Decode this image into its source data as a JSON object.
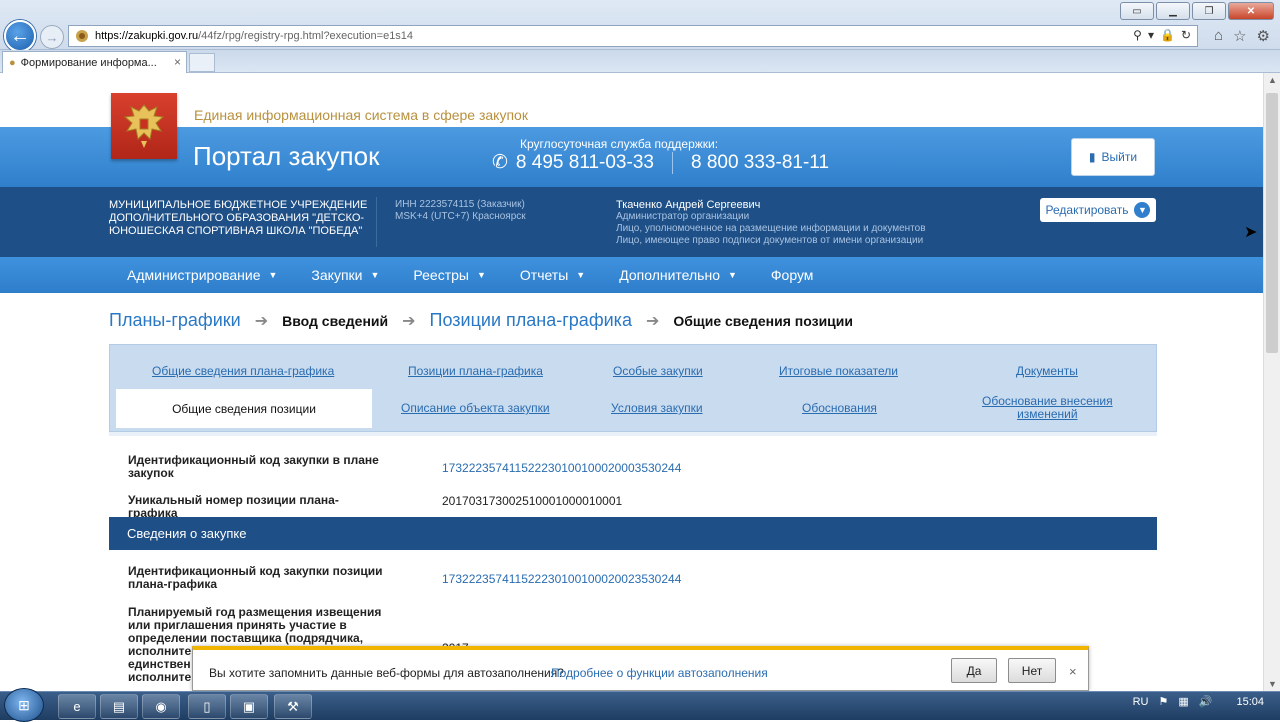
{
  "browser": {
    "url_main": "https://zakupki.gov.ru",
    "url_rest": "/44fz/rpg/registry-rpg.html?execution=e1s14",
    "tab_title": "Формирование информа...",
    "tab_close": "×",
    "back_icon": "←",
    "forward_icon": "→"
  },
  "header": {
    "eis": "Единая информационная система в сфере закупок",
    "portal": "Портал закупок",
    "support_label": "Круглосуточная служба поддержки:",
    "phone1": "8 495 811-03-33",
    "phone2": "8 800 333-81-11",
    "exit_label": "Выйти"
  },
  "org": {
    "name_line1": "МУНИЦИПАЛЬНОЕ БЮДЖЕТНОЕ УЧРЕЖДЕНИЕ",
    "name_line2": "ДОПОЛНИТЕЛЬНОГО ОБРАЗОВАНИЯ \"ДЕТСКО-",
    "name_line3": "ЮНОШЕСКАЯ СПОРТИВНАЯ ШКОЛА \"ПОБЕДА\"",
    "inn": "ИНН 2223574115 (Заказчик)",
    "tz": "MSK+4 (UTC+7) Красноярск",
    "user_name": "Ткаченко Андрей Сергеевич",
    "role1": "Администратор организации",
    "role2": "Лицо, уполномоченное на размещение информации и документов",
    "role3": "Лицо, имеющее право подписи документов от имени организации",
    "edit_label": "Редактировать"
  },
  "nav": [
    "Администрирование",
    "Закупки",
    "Реестры",
    "Отчеты",
    "Дополнительно",
    "Форум"
  ],
  "breadcrumbs": {
    "c1": "Планы-графики",
    "c2": "Ввод сведений",
    "c3": "Позиции плана-графика",
    "c4": "Общие сведения позиции"
  },
  "tabs": {
    "top": [
      "Общие сведения плана-графика",
      "Позиции плана-графика",
      "Особые закупки",
      "Итоговые показатели",
      "Документы"
    ],
    "bottom_active": "Общие сведения позиции",
    "bottom": [
      "Описание объекта закупки",
      "Условия закупки",
      "Обоснования"
    ],
    "bottom_last_line1": "Обоснование внесения",
    "bottom_last_line2": "изменений"
  },
  "fields": {
    "ikz_label_1": "Идентификационный код закупки в плане",
    "ikz_label_2": "закупок",
    "ikz_value": "173222357411522230100100020003530244",
    "unique_label": "Уникальный номер позиции плана-графика",
    "unique_value": "201703173002510001000010001"
  },
  "section": {
    "title": "Сведения о закупке",
    "ikz_pos_label_1": "Идентификационный код закупки позиции",
    "ikz_pos_label_2": "плана-графика",
    "ikz_pos_value": "173222357411522230100100020023530244",
    "plan_label_1": "Планируемый год размещения извещения",
    "plan_label_2": "или приглашения принять участие в",
    "plan_label_3": "определении поставщика (подрядчика,",
    "plan_label_4": "исполните",
    "plan_label_5": "единствен",
    "plan_label_6": "исполните",
    "plan_value": "2017"
  },
  "autofill": {
    "question": "Вы хотите запомнить данные веб-формы для автозаполнения?",
    "more": "Подробнее о функции автозаполнения",
    "yes": "Да",
    "no": "Нет",
    "close": "×"
  },
  "taskbar": {
    "lang": "RU",
    "time": "15:04"
  }
}
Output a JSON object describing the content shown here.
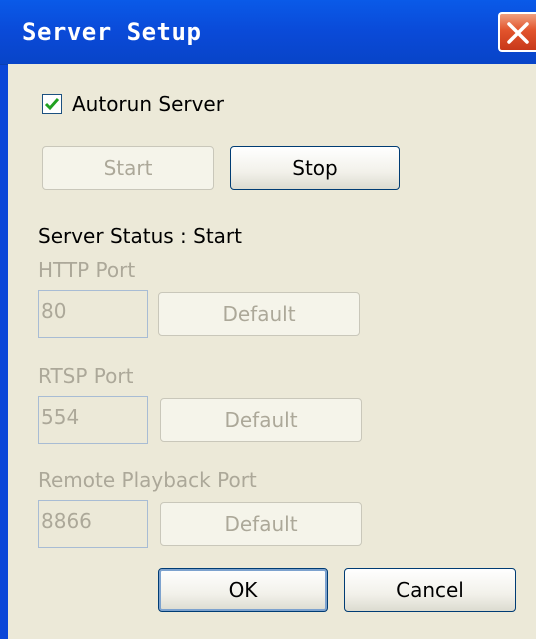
{
  "window": {
    "title": "Server Setup"
  },
  "autorun": {
    "label": "Autorun Server",
    "checked": true
  },
  "server_buttons": {
    "start_label": "Start",
    "stop_label": "Stop"
  },
  "status": {
    "text": "Server Status : Start"
  },
  "http": {
    "label": "HTTP Port",
    "value": "80",
    "default_label": "Default"
  },
  "rtsp": {
    "label": "RTSP Port",
    "value": "554",
    "default_label": "Default"
  },
  "playback": {
    "label": "Remote Playback Port",
    "value": "8866",
    "default_label": "Default"
  },
  "footer": {
    "ok_label": "OK",
    "cancel_label": "Cancel"
  },
  "colors": {
    "titlebar": "#0A4AD8",
    "dialog_bg": "#ECE9D8",
    "disabled_text": "#ACA899",
    "close": "#E2542C"
  }
}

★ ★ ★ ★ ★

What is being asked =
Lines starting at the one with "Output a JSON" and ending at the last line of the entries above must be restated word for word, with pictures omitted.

Your solution =
Output a JSON object describing the content shown here.
{
  "window": {
    "title": "Server Setup"
  },
  "autorun": {
    "label": "Autorun Server",
    "checked": true
  },
  "server_buttons": {
    "start_label": "Start",
    "stop_label": "Stop"
  },
  "status": {
    "text": "Server Status : Start"
  },
  "http": {
    "label": "HTTP Port",
    "value": "80",
    "default_label": "Default"
  },
  "rtsp": {
    "label": "RTSP Port",
    "value": "554",
    "default_label": "Default"
  },
  "playback": {
    "label": "Remote Playback Port",
    "value": "8866",
    "default_label": "Default"
  },
  "footer": {
    "ok_label": "OK",
    "cancel_label": "Cancel"
  },
  "colors": {
    "titlebar": "#0A4AD8",
    "dialog_bg": "#ECE9D8",
    "disabled_text": "#ACA899",
    "close": "#E2542C"
  }
}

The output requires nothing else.